- [Work order] Nothing in the entries may be altered; copy them in full.

- [Supplied material]
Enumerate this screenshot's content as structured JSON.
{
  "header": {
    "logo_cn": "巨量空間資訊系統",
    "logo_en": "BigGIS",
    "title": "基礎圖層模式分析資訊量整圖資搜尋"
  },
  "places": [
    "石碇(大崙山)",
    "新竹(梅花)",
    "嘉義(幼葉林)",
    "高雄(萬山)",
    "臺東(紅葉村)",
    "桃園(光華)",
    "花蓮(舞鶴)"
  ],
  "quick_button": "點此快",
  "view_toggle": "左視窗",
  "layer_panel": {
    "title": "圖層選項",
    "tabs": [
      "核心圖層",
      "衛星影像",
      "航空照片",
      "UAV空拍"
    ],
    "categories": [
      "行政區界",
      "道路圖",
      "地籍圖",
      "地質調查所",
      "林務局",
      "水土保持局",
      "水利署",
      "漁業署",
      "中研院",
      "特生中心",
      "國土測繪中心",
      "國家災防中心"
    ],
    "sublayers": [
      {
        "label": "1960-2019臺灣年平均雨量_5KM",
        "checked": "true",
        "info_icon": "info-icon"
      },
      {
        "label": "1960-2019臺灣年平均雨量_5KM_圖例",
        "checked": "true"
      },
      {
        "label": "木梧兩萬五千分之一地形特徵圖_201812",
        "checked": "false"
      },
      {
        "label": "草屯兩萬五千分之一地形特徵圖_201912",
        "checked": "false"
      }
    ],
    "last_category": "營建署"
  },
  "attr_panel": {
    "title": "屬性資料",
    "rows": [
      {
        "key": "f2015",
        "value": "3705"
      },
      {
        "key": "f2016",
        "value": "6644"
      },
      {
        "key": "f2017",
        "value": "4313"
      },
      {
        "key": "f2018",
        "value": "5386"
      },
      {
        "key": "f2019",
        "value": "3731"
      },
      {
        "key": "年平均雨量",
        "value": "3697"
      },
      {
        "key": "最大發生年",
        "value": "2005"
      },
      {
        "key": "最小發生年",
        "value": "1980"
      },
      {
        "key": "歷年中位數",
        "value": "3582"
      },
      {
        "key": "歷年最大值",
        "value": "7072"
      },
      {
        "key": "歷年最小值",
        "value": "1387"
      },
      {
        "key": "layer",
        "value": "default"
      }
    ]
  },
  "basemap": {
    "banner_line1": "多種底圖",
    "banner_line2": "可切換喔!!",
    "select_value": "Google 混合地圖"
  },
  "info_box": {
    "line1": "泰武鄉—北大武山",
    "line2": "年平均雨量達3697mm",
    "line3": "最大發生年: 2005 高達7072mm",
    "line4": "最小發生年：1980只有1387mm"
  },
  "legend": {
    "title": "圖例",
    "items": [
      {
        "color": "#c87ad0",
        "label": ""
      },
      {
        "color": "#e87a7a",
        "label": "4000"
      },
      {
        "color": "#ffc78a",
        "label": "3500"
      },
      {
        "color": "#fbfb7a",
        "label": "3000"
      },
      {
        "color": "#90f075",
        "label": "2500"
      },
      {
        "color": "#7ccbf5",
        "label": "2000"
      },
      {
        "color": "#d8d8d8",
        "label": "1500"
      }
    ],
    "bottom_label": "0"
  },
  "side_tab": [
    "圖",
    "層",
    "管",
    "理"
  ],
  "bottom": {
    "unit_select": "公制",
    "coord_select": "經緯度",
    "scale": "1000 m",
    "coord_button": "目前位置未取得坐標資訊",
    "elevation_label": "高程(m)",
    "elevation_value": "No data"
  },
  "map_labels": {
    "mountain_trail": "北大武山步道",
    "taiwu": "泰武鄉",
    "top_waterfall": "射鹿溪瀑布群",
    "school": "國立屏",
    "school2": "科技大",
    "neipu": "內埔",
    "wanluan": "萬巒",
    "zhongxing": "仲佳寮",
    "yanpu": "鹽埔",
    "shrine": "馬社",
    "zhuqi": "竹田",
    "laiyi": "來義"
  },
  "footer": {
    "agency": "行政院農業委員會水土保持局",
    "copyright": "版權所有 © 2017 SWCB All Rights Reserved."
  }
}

- [Solution to the exercise]
Enumerate this screenshot's content as structured JSON.
{
  "header": {
    "logo_cn": "巨量空間資訊系統",
    "logo_en": "BigGIS",
    "title": "基礎圖層模式分析資訊量整圖資搜尋"
  },
  "places": [
    "石碇(大崙山)",
    "新竹(梅花)",
    "嘉義(幼葉林)",
    "高雄(萬山)",
    "臺東(紅葉村)",
    "桃園(光華)",
    "花蓮(舞鶴)"
  ],
  "quick_button": "點此快",
  "view_toggle": "左視窗",
  "layer_panel": {
    "title": "圖層選項",
    "tabs": [
      "核心圖層",
      "衛星影像",
      "航空照片",
      "UAV空拍"
    ],
    "categories": [
      "行政區界",
      "道路圖",
      "地籍圖",
      "地質調查所",
      "林務局",
      "水土保持局",
      "水利署",
      "漁業署",
      "中研院",
      "特生中心",
      "國土測繪中心",
      "國家災防中心"
    ],
    "sublayers": [
      {
        "label": "1960-2019臺灣年平均雨量_5KM",
        "checked": "true",
        "info_icon": "info-icon"
      },
      {
        "label": "1960-2019臺灣年平均雨量_5KM_圖例",
        "checked": "true"
      },
      {
        "label": "木梧兩萬五千分之一地形特徵圖_201812",
        "checked": "false"
      },
      {
        "label": "草屯兩萬五千分之一地形特徵圖_201912",
        "checked": "false"
      }
    ],
    "last_category": "營建署"
  },
  "attr_panel": {
    "title": "屬性資料",
    "rows": [
      {
        "key": "f2015",
        "value": "3705"
      },
      {
        "key": "f2016",
        "value": "6644"
      },
      {
        "key": "f2017",
        "value": "4313"
      },
      {
        "key": "f2018",
        "value": "5386"
      },
      {
        "key": "f2019",
        "value": "3731"
      },
      {
        "key": "年平均雨量",
        "value": "3697"
      },
      {
        "key": "最大發生年",
        "value": "2005"
      },
      {
        "key": "最小發生年",
        "value": "1980"
      },
      {
        "key": "歷年中位數",
        "value": "3582"
      },
      {
        "key": "歷年最大值",
        "value": "7072"
      },
      {
        "key": "歷年最小值",
        "value": "1387"
      },
      {
        "key": "layer",
        "value": "default"
      }
    ]
  },
  "basemap": {
    "banner_line1": "多種底圖",
    "banner_line2": "可切換喔!!",
    "select_value": "Google 混合地圖"
  },
  "info_box": {
    "line1": "泰武鄉—北大武山",
    "line2": "年平均雨量達3697mm",
    "line3": "最大發生年: 2005 高達7072mm",
    "line4": "最小發生年：1980只有1387mm"
  },
  "legend": {
    "title": "圖例",
    "items": [
      {
        "color": "#c87ad0",
        "label": ""
      },
      {
        "color": "#e87a7a",
        "label": "4000"
      },
      {
        "color": "#ffc78a",
        "label": "3500"
      },
      {
        "color": "#fbfb7a",
        "label": "3000"
      },
      {
        "color": "#90f075",
        "label": "2500"
      },
      {
        "color": "#7ccbf5",
        "label": "2000"
      },
      {
        "color": "#d8d8d8",
        "label": "1500"
      }
    ],
    "bottom_label": "0"
  },
  "side_tab": [
    "圖",
    "層",
    "管",
    "理"
  ],
  "bottom": {
    "unit_select": "公制",
    "coord_select": "經緯度",
    "scale": "1000 m",
    "coord_button": "目前位置未取得坐標資訊",
    "elevation_label": "高程(m)",
    "elevation_value": "No data"
  },
  "map_labels": {
    "mountain_trail": "北大武山步道",
    "taiwu": "泰武鄉",
    "top_waterfall": "射鹿溪瀑布群",
    "school": "國立屏",
    "school2": "科技大",
    "neipu": "內埔",
    "wanluan": "萬巒",
    "zhongxing": "仲佳寮",
    "yanpu": "鹽埔",
    "shrine": "馬社",
    "zhuqi": "竹田",
    "laiyi": "來義"
  },
  "footer": {
    "agency": "行政院農業委員會水土保持局",
    "copyright": "版權所有 © 2017 SWCB All Rights Reserved."
  }
}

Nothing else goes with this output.